▶ **PROBLEM TO WORK ON**: Nothing but the lines from the one with "Parse this screenshot: output" through the last line of the entries below should appear in the copy, please, and no pictures.

[Interface dataset entries]
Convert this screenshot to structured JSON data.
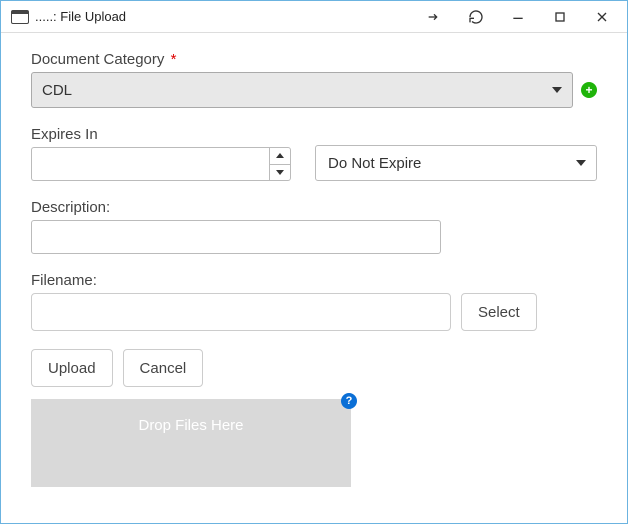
{
  "window": {
    "title": ".....: File Upload"
  },
  "form": {
    "document_category": {
      "label": "Document Category",
      "required_mark": "*",
      "value": "CDL"
    },
    "expires_in": {
      "label": "Expires In",
      "value": "",
      "unit_selected": "Do Not Expire"
    },
    "description": {
      "label": "Description:",
      "value": ""
    },
    "filename": {
      "label": "Filename:",
      "value": "",
      "select_button": "Select"
    },
    "buttons": {
      "upload": "Upload",
      "cancel": "Cancel"
    },
    "dropzone": {
      "text": "Drop Files Here",
      "help": "?"
    },
    "add_icon": "+"
  }
}
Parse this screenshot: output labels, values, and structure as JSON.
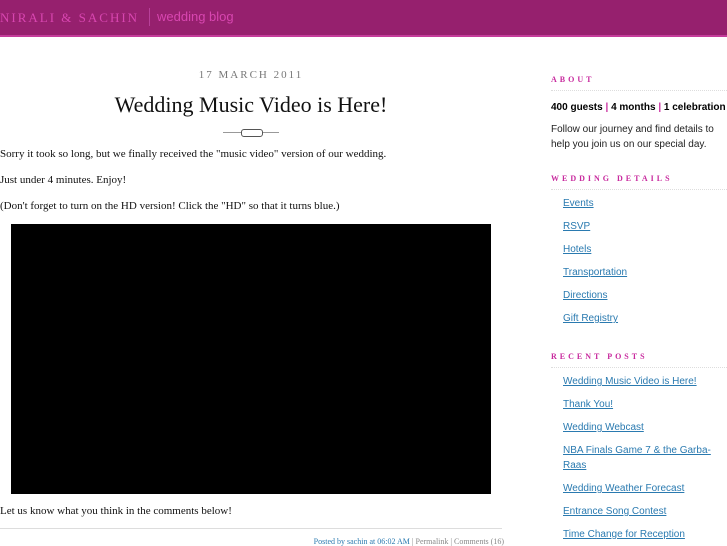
{
  "header": {
    "site_name": "NIRALI & SACHIN",
    "tagline": "wedding blog"
  },
  "post": {
    "date": "17 MARCH 2011",
    "title": "Wedding Music Video is Here!",
    "paragraphs": [
      "Sorry it took so long, but we finally received the \"music video\" version of our wedding.",
      "Just under 4 minutes. Enjoy!",
      "(Don't forget to turn on the HD version! Click the \"HD\" so that it turns blue.)"
    ],
    "closing": "Let us know what you think in the comments below!",
    "meta": {
      "posted": "Posted by sachin at 06:02 AM",
      "permalink": "Permalink",
      "comments": "Comments (16)"
    }
  },
  "sidebar": {
    "about": {
      "heading": "ABOUT",
      "stats": [
        "400 guests",
        "4 months",
        "1 celebration"
      ],
      "text": "Follow our journey and find details to help you join us on our special day."
    },
    "details": {
      "heading": "WEDDING DETAILS",
      "links": [
        "Events",
        "RSVP",
        "Hotels",
        "Transportation",
        "Directions",
        "Gift Registry"
      ]
    },
    "recent": {
      "heading": "RECENT POSTS",
      "links": [
        "Wedding Music Video is Here!",
        "Thank You!",
        "Wedding Webcast",
        "NBA Finals Game 7 & the Garba-Raas",
        "Wedding Weather Forecast",
        "Entrance Song Contest",
        "Time Change for Reception"
      ]
    }
  }
}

▶ **RESPONSE TO THE EXERCISE**:
Parse this screenshot: output labels, values, and structure as JSON.
{
  "header": {
    "site_name": "NIRALI & SACHIN",
    "tagline": "wedding blog"
  },
  "post": {
    "date": "17 MARCH 2011",
    "title": "Wedding Music Video is Here!",
    "paragraphs": [
      "Sorry it took so long, but we finally received the \"music video\" version of our wedding.",
      "Just under 4 minutes. Enjoy!",
      "(Don't forget to turn on the HD version! Click the \"HD\" so that it turns blue.)"
    ],
    "closing": "Let us know what you think in the comments below!",
    "meta": {
      "posted": "Posted by sachin at 06:02 AM",
      "permalink": "Permalink",
      "comments": "Comments (16)"
    }
  },
  "sidebar": {
    "about": {
      "heading": "ABOUT",
      "stats": [
        "400 guests",
        "4 months",
        "1 celebration"
      ],
      "text": "Follow our journey and find details to help you join us on our special day."
    },
    "details": {
      "heading": "WEDDING DETAILS",
      "links": [
        "Events",
        "RSVP",
        "Hotels",
        "Transportation",
        "Directions",
        "Gift Registry"
      ]
    },
    "recent": {
      "heading": "RECENT POSTS",
      "links": [
        "Wedding Music Video is Here!",
        "Thank You!",
        "Wedding Webcast",
        "NBA Finals Game 7 & the Garba-Raas",
        "Wedding Weather Forecast",
        "Entrance Song Contest",
        "Time Change for Reception"
      ]
    }
  }
}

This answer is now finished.